FYI, when I copy and paste stuff, I cite the web page.

threegun
March 3, 2006, 11:49 AM
Snipers don't only shoot for the head anyway. Carlos Hathcock, arguably the greatest sniper in American history killed most of his 93 confirmed enemy kills with non head shots. I read the book 93 confirmed kills and remember a general, Apache, a kid riding a bike loaded with ak-47's, and a bunch of enemy soldiers (I think a company)he pinned down for over a day.

#18indycolts
March 4, 2006, 01:32 AM
I read that book too...but need to refresh my memory. Wasn't that the longest recorded kill ever? 2,500 yards? Thats almost 1.5 miles away! And that was with a .50 cal machine gun fitted with an unertl scope!!!! C. Hathcock was the best ever!:eek:

Niantician
March 4, 2006, 06:35 AM
Yeah but all those kills were with rifle rounds, we are talking about handguns. totally different.

scaryFORDman
March 4, 2006, 07:16 AM
I really think that this whole discussion about "a pistol shot will or won't kill" is primarily a waste of time.
I think that it varys depending on the situation. Yes, many have survived a gun shot to the abs, chest, head, etc........but there have been MANY, MANY more that have NOT survived the exact same shots.
The whole point SHOULD be, be armed and ready..............it greatly increases your chances of making it home safe and sound.;)

riverrat66
March 4, 2006, 05:38 PM
Mr. Double Naught,

I have no intention of getting into a debate with you but if you're going to nit-pick every word I said let me clarify a few things. The statement I made about a sniper aiming for the spot below the nose I saw on a program about police snipers on The History Channel. They showed a man holding a hostage with a knife to her throat and needed to "shut him off like a switch" so he could not harm her and they did indeed do so by aiming at that exact point, just below the nose! He fell into a heap without making so much as a sound. I saw this video with my own eyes but of course you'll say the video was doctored! Sorry but the program was not about anatomy and exactly why the sniper aimed for that particular spot.

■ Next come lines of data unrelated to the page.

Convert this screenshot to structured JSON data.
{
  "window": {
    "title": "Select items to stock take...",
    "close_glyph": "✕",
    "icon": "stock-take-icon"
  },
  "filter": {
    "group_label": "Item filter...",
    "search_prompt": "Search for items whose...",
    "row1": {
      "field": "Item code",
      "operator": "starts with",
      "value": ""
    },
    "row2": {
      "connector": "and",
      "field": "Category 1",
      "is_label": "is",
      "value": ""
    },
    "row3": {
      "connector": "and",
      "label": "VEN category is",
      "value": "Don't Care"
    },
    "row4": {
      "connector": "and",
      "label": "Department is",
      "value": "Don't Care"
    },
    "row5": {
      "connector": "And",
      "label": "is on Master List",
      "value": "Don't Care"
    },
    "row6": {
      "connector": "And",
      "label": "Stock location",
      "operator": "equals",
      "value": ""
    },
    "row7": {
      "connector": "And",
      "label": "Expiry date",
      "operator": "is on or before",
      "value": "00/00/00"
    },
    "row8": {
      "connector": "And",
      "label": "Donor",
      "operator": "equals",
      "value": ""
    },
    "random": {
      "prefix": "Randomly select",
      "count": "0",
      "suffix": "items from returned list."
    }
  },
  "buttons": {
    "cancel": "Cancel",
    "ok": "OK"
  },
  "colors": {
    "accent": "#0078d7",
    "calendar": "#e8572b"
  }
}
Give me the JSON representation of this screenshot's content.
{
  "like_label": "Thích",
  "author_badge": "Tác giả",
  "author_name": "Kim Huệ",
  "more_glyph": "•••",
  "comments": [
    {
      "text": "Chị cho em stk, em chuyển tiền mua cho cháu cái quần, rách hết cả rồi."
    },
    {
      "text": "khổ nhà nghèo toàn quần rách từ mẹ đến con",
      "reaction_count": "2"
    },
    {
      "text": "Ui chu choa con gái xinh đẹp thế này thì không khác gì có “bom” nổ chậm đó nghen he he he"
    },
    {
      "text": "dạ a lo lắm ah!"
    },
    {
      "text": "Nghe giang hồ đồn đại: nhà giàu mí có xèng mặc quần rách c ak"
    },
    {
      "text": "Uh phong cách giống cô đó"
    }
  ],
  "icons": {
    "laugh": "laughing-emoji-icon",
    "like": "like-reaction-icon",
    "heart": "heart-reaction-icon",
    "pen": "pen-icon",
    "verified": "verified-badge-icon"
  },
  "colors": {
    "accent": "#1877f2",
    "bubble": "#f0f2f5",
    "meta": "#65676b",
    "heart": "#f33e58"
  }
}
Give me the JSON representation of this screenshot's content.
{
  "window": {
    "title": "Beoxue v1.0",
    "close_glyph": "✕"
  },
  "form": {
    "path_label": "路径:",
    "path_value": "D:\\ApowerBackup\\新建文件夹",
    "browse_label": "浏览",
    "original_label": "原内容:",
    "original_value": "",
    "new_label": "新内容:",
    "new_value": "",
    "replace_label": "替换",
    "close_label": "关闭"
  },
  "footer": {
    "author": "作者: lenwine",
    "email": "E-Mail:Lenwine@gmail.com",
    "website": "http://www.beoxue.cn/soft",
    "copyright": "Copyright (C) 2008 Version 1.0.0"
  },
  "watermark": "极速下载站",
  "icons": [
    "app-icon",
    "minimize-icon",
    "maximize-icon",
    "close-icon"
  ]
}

I simply mentioned that "light switch" comment as an after thought but you felt the need to enlighten us all on how "I was told by a person who enjoys blatant over-simplification or has an amazingly poor understanding of terminal ballistics. " It was only an hour long program and maybe they didn't have the time to go into all the details of anatomy and the fact that the shot is a very complex shot to make because of all the parameters involved. I suppose I could contact The History Channel and tell them you're ****** about that!

I suppose if I had mentioned how blue the sky is around here you would have felt compelled to provide a thesis on the weather and atmosphere just to show everyone how brilliant you are.
So I take it you learned this as well from your TV sniper buddy on the History Channel?
More sarcasm? My aren't we being defensive.
FYI, when I copy and paste stuff, I cite the web page.
So what the hell does that got to do with anything? I could copy and paste the bible but that doesn't make me an expert on religion! So you "cited" it from the web, does that makes it fact or correct? That's like saying if it ain't in the New York Post it ain't true! (Yes Virgina.)

You know I've got a brother-in-law who always, no matter what we're talking about has to say, well ya know actually that's not right or he says no, no you're wrong! He insults everyones intelligence and no one in the family wants to talk to him because he thinks he's an expert on everything!

Just thought I'd mention that as an after thought.